Segment Start: DATA EXTRACT

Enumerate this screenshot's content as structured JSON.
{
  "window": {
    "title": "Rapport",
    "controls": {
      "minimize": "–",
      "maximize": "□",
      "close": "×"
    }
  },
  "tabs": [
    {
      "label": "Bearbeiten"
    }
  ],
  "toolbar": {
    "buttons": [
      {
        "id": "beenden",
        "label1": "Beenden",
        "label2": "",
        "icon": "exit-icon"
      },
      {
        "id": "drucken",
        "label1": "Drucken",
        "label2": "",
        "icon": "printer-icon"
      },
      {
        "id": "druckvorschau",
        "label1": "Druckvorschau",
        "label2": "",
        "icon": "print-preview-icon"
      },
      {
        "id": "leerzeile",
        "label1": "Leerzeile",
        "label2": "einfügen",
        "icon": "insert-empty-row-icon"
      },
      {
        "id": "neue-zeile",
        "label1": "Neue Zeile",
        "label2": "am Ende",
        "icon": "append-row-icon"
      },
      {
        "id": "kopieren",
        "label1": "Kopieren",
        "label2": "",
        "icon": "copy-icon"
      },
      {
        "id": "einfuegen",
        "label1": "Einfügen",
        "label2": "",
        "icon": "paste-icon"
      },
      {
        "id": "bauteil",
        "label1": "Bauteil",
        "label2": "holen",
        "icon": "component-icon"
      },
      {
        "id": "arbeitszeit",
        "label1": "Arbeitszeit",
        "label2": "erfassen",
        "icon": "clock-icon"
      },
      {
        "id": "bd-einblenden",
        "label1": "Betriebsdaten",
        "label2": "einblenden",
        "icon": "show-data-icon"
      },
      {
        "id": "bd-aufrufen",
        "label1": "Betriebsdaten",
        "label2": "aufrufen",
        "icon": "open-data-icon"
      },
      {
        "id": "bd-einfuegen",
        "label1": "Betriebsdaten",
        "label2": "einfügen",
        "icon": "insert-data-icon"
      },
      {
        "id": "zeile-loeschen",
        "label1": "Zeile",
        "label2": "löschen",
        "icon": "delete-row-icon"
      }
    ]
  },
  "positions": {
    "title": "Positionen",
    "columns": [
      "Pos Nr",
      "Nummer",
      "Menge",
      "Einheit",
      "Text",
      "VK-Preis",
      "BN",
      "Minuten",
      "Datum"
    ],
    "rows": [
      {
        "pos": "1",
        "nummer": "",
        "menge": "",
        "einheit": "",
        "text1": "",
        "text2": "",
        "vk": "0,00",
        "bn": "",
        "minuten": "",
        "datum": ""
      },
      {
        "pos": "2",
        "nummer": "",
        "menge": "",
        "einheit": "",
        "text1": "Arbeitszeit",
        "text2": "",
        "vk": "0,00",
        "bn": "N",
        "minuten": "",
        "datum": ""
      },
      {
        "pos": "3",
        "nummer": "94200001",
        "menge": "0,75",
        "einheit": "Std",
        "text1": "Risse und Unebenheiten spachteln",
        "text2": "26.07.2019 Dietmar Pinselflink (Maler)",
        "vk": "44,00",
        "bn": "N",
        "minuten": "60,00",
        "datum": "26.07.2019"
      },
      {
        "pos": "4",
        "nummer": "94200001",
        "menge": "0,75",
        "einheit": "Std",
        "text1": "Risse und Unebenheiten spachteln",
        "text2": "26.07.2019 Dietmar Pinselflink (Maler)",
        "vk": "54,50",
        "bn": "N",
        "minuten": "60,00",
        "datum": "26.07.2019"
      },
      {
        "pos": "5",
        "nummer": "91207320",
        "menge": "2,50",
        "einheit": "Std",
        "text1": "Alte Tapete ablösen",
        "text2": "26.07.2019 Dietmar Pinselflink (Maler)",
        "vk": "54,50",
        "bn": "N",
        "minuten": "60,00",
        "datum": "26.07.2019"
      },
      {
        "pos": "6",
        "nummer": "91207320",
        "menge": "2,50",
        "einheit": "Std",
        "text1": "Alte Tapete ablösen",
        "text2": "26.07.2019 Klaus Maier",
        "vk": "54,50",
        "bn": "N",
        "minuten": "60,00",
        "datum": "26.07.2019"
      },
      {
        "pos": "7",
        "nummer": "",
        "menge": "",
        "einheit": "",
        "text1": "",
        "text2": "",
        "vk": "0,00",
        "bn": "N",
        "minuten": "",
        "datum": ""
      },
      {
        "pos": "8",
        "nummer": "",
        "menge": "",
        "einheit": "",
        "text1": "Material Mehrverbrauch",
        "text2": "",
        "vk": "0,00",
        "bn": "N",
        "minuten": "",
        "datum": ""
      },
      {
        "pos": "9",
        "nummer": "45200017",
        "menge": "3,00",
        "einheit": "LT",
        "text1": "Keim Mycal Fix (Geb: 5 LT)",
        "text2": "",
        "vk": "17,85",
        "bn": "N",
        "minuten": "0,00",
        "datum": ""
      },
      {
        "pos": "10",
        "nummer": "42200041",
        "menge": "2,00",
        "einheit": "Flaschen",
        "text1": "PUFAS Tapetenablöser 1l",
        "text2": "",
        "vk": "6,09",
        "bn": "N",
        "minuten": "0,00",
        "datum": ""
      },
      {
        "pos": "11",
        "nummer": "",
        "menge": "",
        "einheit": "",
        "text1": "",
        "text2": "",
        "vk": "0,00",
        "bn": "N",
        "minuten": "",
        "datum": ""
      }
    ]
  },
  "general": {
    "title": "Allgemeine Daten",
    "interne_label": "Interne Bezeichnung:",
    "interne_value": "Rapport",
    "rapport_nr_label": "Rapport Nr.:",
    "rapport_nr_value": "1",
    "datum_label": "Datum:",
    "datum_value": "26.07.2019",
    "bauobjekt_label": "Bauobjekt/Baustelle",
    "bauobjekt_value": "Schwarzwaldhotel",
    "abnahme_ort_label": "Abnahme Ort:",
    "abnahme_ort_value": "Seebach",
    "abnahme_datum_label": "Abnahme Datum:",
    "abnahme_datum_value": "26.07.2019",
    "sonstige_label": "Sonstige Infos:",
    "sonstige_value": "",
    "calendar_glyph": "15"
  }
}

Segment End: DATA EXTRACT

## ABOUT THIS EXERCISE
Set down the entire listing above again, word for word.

## RESPONSE TO THIS EXERCISE
Enumerate this screenshot's content as structured JSON.
{
  "window": {
    "title": "Rapport",
    "controls": {
      "minimize": "–",
      "maximize": "□",
      "close": "×"
    }
  },
  "tabs": [
    {
      "label": "Bearbeiten"
    }
  ],
  "toolbar": {
    "buttons": [
      {
        "id": "beenden",
        "label1": "Beenden",
        "label2": "",
        "icon": "exit-icon"
      },
      {
        "id": "drucken",
        "label1": "Drucken",
        "label2": "",
        "icon": "printer-icon"
      },
      {
        "id": "druckvorschau",
        "label1": "Druckvorschau",
        "label2": "",
        "icon": "print-preview-icon"
      },
      {
        "id": "leerzeile",
        "label1": "Leerzeile",
        "label2": "einfügen",
        "icon": "insert-empty-row-icon"
      },
      {
        "id": "neue-zeile",
        "label1": "Neue Zeile",
        "label2": "am Ende",
        "icon": "append-row-icon"
      },
      {
        "id": "kopieren",
        "label1": "Kopieren",
        "label2": "",
        "icon": "copy-icon"
      },
      {
        "id": "einfuegen",
        "label1": "Einfügen",
        "label2": "",
        "icon": "paste-icon"
      },
      {
        "id": "bauteil",
        "label1": "Bauteil",
        "label2": "holen",
        "icon": "component-icon"
      },
      {
        "id": "arbeitszeit",
        "label1": "Arbeitszeit",
        "label2": "erfassen",
        "icon": "clock-icon"
      },
      {
        "id": "bd-einblenden",
        "label1": "Betriebsdaten",
        "label2": "einblenden",
        "icon": "show-data-icon"
      },
      {
        "id": "bd-aufrufen",
        "label1": "Betriebsdaten",
        "label2": "aufrufen",
        "icon": "open-data-icon"
      },
      {
        "id": "bd-einfuegen",
        "label1": "Betriebsdaten",
        "label2": "einfügen",
        "icon": "insert-data-icon"
      },
      {
        "id": "zeile-loeschen",
        "label1": "Zeile",
        "label2": "löschen",
        "icon": "delete-row-icon"
      }
    ]
  },
  "positions": {
    "title": "Positionen",
    "columns": [
      "Pos Nr",
      "Nummer",
      "Menge",
      "Einheit",
      "Text",
      "VK-Preis",
      "BN",
      "Minuten",
      "Datum"
    ],
    "rows": [
      {
        "pos": "1",
        "nummer": "",
        "menge": "",
        "einheit": "",
        "text1": "",
        "text2": "",
        "vk": "0,00",
        "bn": "",
        "minuten": "",
        "datum": ""
      },
      {
        "pos": "2",
        "nummer": "",
        "menge": "",
        "einheit": "",
        "text1": "Arbeitszeit",
        "text2": "",
        "vk": "0,00",
        "bn": "N",
        "minuten": "",
        "datum": ""
      },
      {
        "pos": "3",
        "nummer": "94200001",
        "menge": "0,75",
        "einheit": "Std",
        "text1": "Risse und Unebenheiten spachteln",
        "text2": "26.07.2019 Dietmar Pinselflink (Maler)",
        "vk": "44,00",
        "bn": "N",
        "minuten": "60,00",
        "datum": "26.07.2019"
      },
      {
        "pos": "4",
        "nummer": "94200001",
        "menge": "0,75",
        "einheit": "Std",
        "text1": "Risse und Unebenheiten spachteln",
        "text2": "26.07.2019 Dietmar Pinselflink (Maler)",
        "vk": "54,50",
        "bn": "N",
        "minuten": "60,00",
        "datum": "26.07.2019"
      },
      {
        "pos": "5",
        "nummer": "91207320",
        "menge": "2,50",
        "einheit": "Std",
        "text1": "Alte Tapete ablösen",
        "text2": "26.07.2019 Dietmar Pinselflink (Maler)",
        "vk": "54,50",
        "bn": "N",
        "minuten": "60,00",
        "datum": "26.07.2019"
      },
      {
        "pos": "6",
        "nummer": "91207320",
        "menge": "2,50",
        "einheit": "Std",
        "text1": "Alte Tapete ablösen",
        "text2": "26.07.2019 Klaus Maier",
        "vk": "54,50",
        "bn": "N",
        "minuten": "60,00",
        "datum": "26.07.2019"
      },
      {
        "pos": "7",
        "nummer": "",
        "menge": "",
        "einheit": "",
        "text1": "",
        "text2": "",
        "vk": "0,00",
        "bn": "N",
        "minuten": "",
        "datum": ""
      },
      {
        "pos": "8",
        "nummer": "",
        "menge": "",
        "einheit": "",
        "text1": "Material Mehrverbrauch",
        "text2": "",
        "vk": "0,00",
        "bn": "N",
        "minuten": "",
        "datum": ""
      },
      {
        "pos": "9",
        "nummer": "45200017",
        "menge": "3,00",
        "einheit": "LT",
        "text1": "Keim Mycal Fix (Geb: 5 LT)",
        "text2": "",
        "vk": "17,85",
        "bn": "N",
        "minuten": "0,00",
        "datum": ""
      },
      {
        "pos": "10",
        "nummer": "42200041",
        "menge": "2,00",
        "einheit": "Flaschen",
        "text1": "PUFAS Tapetenablöser 1l",
        "text2": "",
        "vk": "6,09",
        "bn": "N",
        "minuten": "0,00",
        "datum": ""
      },
      {
        "pos": "11",
        "nummer": "",
        "menge": "",
        "einheit": "",
        "text1": "",
        "text2": "",
        "vk": "0,00",
        "bn": "N",
        "minuten": "",
        "datum": ""
      }
    ]
  },
  "general": {
    "title": "Allgemeine Daten",
    "interne_label": "Interne Bezeichnung:",
    "interne_value": "Rapport",
    "rapport_nr_label": "Rapport Nr.:",
    "rapport_nr_value": "1",
    "datum_label": "Datum:",
    "datum_value": "26.07.2019",
    "bauobjekt_label": "Bauobjekt/Baustelle",
    "bauobjekt_value": "Schwarzwaldhotel",
    "abnahme_ort_label": "Abnahme Ort:",
    "abnahme_ort_value": "Seebach",
    "abnahme_datum_label": "Abnahme Datum:",
    "abnahme_datum_value": "26.07.2019",
    "sonstige_label": "Sonstige Infos:",
    "sonstige_value": "",
    "calendar_glyph": "15"
  }
}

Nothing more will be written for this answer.